AM and Materialise haven’t rushed to tackle the high-criticality metal structural components market. Part of that is due to the strict safety regulations that are necessary in the aerospace industry, but some of it has to do with the readiness of the 3D printing technology itself. However, with Materialise’s track record of providing low-criticality polymer parts, the data now available through our work, and the investments by major aerospace companies such as GKN, AM is being considered for structural aircraft components. The winglet of the Aviation Alice aircraft designed by GKN is just one example of work in this space. In parallel, Materialise and other partners are working to create a path to qualify the process of producing metal AM parts. The group consisting of aerospace and AM experts will provide a whitepaper as a first effort to author an SAE Aerospace Recommended Practice for using in-situ process monitoring to validate an AM process. Such efforts will drive the technological readiness of AM and motivate more aerospace companies to consider AM for high-criticality parts in airlines”, de Zeeuw comments.

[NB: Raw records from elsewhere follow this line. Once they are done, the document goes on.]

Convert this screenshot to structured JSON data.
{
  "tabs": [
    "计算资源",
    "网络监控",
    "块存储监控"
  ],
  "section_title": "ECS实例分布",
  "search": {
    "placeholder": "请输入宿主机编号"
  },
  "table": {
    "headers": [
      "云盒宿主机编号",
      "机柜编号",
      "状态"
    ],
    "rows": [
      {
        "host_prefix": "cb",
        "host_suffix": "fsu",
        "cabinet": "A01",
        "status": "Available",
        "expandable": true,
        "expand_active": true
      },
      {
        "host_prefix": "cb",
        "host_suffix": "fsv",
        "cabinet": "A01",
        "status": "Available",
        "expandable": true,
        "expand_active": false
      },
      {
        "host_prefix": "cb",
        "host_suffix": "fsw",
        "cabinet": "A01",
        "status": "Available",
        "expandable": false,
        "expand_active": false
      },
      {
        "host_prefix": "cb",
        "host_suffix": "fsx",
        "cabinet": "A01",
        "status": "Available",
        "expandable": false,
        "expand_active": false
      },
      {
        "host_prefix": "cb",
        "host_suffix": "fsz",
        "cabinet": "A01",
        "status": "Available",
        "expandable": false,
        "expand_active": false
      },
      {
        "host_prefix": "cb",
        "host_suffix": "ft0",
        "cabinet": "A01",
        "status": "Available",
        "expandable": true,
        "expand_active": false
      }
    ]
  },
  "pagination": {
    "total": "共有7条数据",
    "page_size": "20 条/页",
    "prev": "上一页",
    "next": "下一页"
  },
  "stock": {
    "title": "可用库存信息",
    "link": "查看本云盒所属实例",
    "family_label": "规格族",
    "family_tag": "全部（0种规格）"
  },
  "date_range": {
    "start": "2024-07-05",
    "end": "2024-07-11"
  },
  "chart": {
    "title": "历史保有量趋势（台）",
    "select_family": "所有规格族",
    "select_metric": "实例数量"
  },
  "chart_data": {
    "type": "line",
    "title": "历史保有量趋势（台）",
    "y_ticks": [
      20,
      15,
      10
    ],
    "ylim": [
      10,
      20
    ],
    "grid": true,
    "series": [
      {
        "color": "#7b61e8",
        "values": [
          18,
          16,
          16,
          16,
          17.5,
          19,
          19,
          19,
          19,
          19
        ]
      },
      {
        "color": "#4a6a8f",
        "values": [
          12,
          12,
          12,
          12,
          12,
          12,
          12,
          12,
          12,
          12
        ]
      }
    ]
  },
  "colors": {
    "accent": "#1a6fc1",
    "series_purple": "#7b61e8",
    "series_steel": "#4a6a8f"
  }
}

As for the buy-to-fly ratio, GKN Aerospace’s expert confirmed “improved buy-to-fly ratio” could be a key transformation factor in the industry in the long run: “the weight ratio between a substrate and a completed part) will enable us to utilize available metal even more efficiently with even less waste. Indeed, there is a reduced waste of material the more the AM process becomes efficient, and the more the “buy-to-fly” ratio moves closer to 1,0.”

There is probably no clear border to where we may end up, but we will not be able to make parts with no material, but maybe parts with a “buy to fly ratio close to 1,0”, and will not have lead-times down to zero, but very short, and the production will probably not have zero emission, but very little. The question is more how close to that ideal stage will we get? The answer to that one will have to follow the development to find out”, he concludes.

Obviously, other areas of interest could have been mentioned. In the end, let us not forget that the way AM advances, depends on the player that is making use of it.

This dossier has first been published in the 2024 January/February edition of 3D ADEPT Mag. Featured image credit: GKN Aerospace.

Editor’s notes

GKN Aerospace and Materialise are collaborating on several projects to address certification and additive production of functional and flight-critical aerostructures. However, none of the companies was aware the other one was participating in this dossier.

GKN Aerospace has been invited to share insights into this topic as its expertise lies in leveraging AM to optimize aircraft design and production processes. The company said its latest project involves the development of advanced AM techniques for critical structural components, showcasing the profound impact on both design flexibility and manufacturing efficiency. By integrating AM into our workflow, we have achieved notable advancements in weight reduction, part consolidation, and overall system performance.

As for Materialise, it has now fully matured its aftermarket offering for low-criticality cabin parts. Over the last 10 years, they have gained an enormous data lake proving the consistency of the technology, process, material, and machines we operate. Although we certified the process some five years ago, getting printed parts on an existing aircraft is not as easy as it may sound given the strict requirements of the industry. The company continues to collaborate with aerospace companies to advance key areas of improvement in the aerospace industry. Apart from GKN Aerospace, one of its recent partnerships was signed with Stirling Dynamics.